INSTRUCTIONS FOR THE TASK: The full data, repeated exactly, is the only answer needed.

------------------------------------------------------------

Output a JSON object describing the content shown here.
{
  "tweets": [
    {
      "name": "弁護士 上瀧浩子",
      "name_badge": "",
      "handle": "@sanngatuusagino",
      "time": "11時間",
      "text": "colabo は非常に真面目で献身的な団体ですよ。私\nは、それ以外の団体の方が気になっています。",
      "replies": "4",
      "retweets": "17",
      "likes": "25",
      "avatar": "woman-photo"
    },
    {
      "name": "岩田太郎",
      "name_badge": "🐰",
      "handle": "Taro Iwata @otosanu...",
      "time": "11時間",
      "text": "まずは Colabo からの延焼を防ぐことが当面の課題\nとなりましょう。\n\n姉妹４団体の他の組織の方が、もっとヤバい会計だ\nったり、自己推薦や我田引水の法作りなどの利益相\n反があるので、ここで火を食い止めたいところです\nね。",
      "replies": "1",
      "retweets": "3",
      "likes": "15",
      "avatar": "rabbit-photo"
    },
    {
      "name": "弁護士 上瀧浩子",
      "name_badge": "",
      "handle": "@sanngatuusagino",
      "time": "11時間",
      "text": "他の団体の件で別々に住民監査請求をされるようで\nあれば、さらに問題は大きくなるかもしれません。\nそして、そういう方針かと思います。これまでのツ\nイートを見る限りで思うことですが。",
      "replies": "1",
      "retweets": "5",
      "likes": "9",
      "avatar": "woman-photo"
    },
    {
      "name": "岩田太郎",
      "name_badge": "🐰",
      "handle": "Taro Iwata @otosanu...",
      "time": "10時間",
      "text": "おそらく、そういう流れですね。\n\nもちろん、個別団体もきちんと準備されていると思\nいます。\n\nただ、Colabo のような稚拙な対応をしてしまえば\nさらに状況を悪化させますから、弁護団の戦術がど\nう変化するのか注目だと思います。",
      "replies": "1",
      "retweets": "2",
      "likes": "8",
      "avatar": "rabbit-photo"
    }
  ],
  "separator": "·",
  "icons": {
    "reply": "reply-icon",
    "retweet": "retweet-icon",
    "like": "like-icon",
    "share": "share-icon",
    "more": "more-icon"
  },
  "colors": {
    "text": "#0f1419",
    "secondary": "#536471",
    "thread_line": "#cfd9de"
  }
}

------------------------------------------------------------

COMPLETED EXERCISE:
Output a JSON object describing the content shown here.
{
  "tweets": [
    {
      "name": "弁護士 上瀧浩子",
      "name_badge": "",
      "handle": "@sanngatuusagino",
      "time": "11時間",
      "text": "colabo は非常に真面目で献身的な団体ですよ。私\nは、それ以外の団体の方が気になっています。",
      "replies": "4",
      "retweets": "17",
      "likes": "25",
      "avatar": "woman-photo"
    },
    {
      "name": "岩田太郎",
      "name_badge": "🐰",
      "handle": "Taro Iwata @otosanu...",
      "time": "11時間",
      "text": "まずは Colabo からの延焼を防ぐことが当面の課題\nとなりましょう。\n\n姉妹４団体の他の組織の方が、もっとヤバい会計だ\nったり、自己推薦や我田引水の法作りなどの利益相\n反があるので、ここで火を食い止めたいところです\nね。",
      "replies": "1",
      "retweets": "3",
      "likes": "15",
      "avatar": "rabbit-photo"
    },
    {
      "name": "弁護士 上瀧浩子",
      "name_badge": "",
      "handle": "@sanngatuusagino",
      "time": "11時間",
      "text": "他の団体の件で別々に住民監査請求をされるようで\nあれば、さらに問題は大きくなるかもしれません。\nそして、そういう方針かと思います。これまでのツ\nイートを見る限りで思うことですが。",
      "replies": "1",
      "retweets": "5",
      "likes": "9",
      "avatar": "woman-photo"
    },
    {
      "name": "岩田太郎",
      "name_badge": "🐰",
      "handle": "Taro Iwata @otosanu...",
      "time": "10時間",
      "text": "おそらく、そういう流れですね。\n\nもちろん、個別団体もきちんと準備されていると思\nいます。\n\nただ、Colabo のような稚拙な対応をしてしまえば\nさらに状況を悪化させますから、弁護団の戦術がど\nう変化するのか注目だと思います。",
      "replies": "1",
      "retweets": "2",
      "likes": "8",
      "avatar": "rabbit-photo"
    }
  ],
  "separator": "·",
  "icons": {
    "reply": "reply-icon",
    "retweet": "retweet-icon",
    "like": "like-icon",
    "share": "share-icon",
    "more": "more-icon"
  },
  "colors": {
    "text": "#0f1419",
    "secondary": "#536471",
    "thread_line": "#cfd9de"
  }
}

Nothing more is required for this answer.